Even though last weekend's game may have had an end-of-season feel to it, with goodbyes to players and our annual awards ball, our season is far from over and with a play-off game at Gloucester on Sunday, our goal of Champions Cup rugby is still very much alive.
Of course we were very disappointed not to achieve our ultimate goal and finish top six. With those losses against the top four sides in recent weeks, we left it too difficult for ourselves and as other results transpired, even a bonus-point win against Ospreys at the weekend wouldn't have been enough.
But we believe we have a lot to be proud of from the season so far. We finished seventh - the highest position in Connacht's history - and we scored a record number of points, 15 more than last season.
Out of 29 games played so far, we've won 14 and drawn one so there have been a lot of improvements there year on year.
We won two of the three home interpro games - against Leinster and Munster - compared to none the previous year. The goal is to keep improving in all those departments.
In terms of players, 39 of our 40-man senior squad featured in games this season and eight academy players were capped across the two competitions, gaining invaluable experience at the top level.
One of those academy players, Eoghan Masterson, has earned a place on the Emerging Ireland squad. This is a great opportunity for Eoghan and the other seven young Connacht players named for the Tbilisi Cup.
Again this season, we had a record number of five players training with the Ireland team. Our vision of Grassroots to Green Shirts is something very real to us.
In the shorter term, we have a big job to do against Gloucester. It's another huge test, and essentially a cup semi-final for us.
Having been to Kingsholm a few weeks ago, we know what to expect. They will certainly have the advantage in terms of the atmosphere and their home crowd.
They also rested their big name players last weekend, so there'll be a level of freshness to their game.
We've spoken about our lapses in concentration and how they cost us against good teams like Gloucester, who will punish any mistakes.
We've also had a good look at our exit and kicking game that let us down the last time against Gloucester. We simply cannot afford to be playing in our own half for long periods of time away from home. If we do that, there's no doubt that we'll struggle.
Decision making is always a big focus and it will be crucial again on Sunday. Throughout the season, we're always looking for ways to improve and help the players become more rounded in their approach to the game.
One of the initiatives we trialled this year was weekly sessions with Actualise Neurofeedback Clinic. Actualise have been working with six of our players in the last number of weeks.
Essentially, it was a series of scientific sessions that work towards making your brain work more effectively and efficiently.

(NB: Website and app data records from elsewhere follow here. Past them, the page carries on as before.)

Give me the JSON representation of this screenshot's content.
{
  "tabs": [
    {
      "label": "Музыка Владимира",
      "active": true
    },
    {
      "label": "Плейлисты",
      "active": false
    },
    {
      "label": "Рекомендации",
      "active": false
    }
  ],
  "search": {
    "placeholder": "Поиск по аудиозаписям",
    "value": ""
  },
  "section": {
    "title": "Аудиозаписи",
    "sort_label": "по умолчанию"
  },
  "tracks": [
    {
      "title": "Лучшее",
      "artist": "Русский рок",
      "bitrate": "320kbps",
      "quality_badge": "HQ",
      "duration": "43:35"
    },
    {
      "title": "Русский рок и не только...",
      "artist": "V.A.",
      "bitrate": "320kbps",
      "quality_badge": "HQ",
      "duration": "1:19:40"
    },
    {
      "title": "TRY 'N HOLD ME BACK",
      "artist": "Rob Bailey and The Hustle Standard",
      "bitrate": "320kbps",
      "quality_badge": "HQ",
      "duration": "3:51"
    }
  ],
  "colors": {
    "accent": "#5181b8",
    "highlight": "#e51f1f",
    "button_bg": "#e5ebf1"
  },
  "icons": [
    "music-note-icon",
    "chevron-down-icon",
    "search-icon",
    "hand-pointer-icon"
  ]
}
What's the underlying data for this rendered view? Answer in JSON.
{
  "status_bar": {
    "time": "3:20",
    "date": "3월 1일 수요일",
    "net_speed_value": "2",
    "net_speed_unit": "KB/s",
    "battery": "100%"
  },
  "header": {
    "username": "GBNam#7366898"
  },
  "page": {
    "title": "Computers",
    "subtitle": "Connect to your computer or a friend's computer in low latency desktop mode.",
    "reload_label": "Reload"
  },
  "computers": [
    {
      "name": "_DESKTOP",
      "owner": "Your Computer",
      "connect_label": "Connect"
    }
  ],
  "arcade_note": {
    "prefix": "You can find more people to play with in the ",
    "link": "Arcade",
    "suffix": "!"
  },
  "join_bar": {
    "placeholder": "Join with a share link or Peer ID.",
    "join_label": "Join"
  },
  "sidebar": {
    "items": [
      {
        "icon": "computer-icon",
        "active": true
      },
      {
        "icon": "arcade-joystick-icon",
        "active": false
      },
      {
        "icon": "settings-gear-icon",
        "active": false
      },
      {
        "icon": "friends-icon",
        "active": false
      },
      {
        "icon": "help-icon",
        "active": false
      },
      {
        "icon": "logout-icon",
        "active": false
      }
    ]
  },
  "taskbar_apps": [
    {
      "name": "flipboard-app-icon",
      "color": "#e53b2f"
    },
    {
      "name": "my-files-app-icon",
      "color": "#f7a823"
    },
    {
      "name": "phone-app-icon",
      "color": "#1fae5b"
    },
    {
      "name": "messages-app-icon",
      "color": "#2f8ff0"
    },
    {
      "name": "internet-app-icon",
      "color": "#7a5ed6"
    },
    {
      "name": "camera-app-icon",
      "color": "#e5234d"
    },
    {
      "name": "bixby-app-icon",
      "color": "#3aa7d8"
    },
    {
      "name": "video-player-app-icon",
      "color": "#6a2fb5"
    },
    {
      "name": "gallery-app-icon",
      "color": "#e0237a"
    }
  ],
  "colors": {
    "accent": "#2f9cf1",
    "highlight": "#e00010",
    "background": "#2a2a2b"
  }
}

Their work with us has had a very positive impact and we believe they have helped these players to take their performance to the next level.
We are very thin on the ground in terms of injuries and unfortunately there is no-one ready to return.
All the players fit and available, including many of the academy players, were on alert this week that they could be playing so there was a lot of competition for this game.
It was great to see Michael Swift come on the field last weekend and do so well.
It's incredible the work he put in to work his way back from injury and against all the odds, get another game at the Sportsground. He really deserved that and I know the fans and especially his mum were delighted to see him out there.
Hopefully it won't be the last time we play in front of our home crowd this season.
Win this weekend against Gloucester and we'll be at home the following Sunday against the seventh placed Top 14 team.
As it stands that would be Racing Metro - it could be Jonny Sexton's last game with the French side - but there's another round of fixtures to go, so we'll see how it ends up and hopefully it will be Galway they'll have to come to!
Aidan is a native of Castlerea, Co Roscommon. He holds a master's degree in Art Psychotherapy having trained in New York and Ireland and has additional training in Mindfulness and Acceptance Commitment Therapy (ACT). He has a huge interest in rugby and coaches his local team in Oughterard where he lives and has a private therapy practice.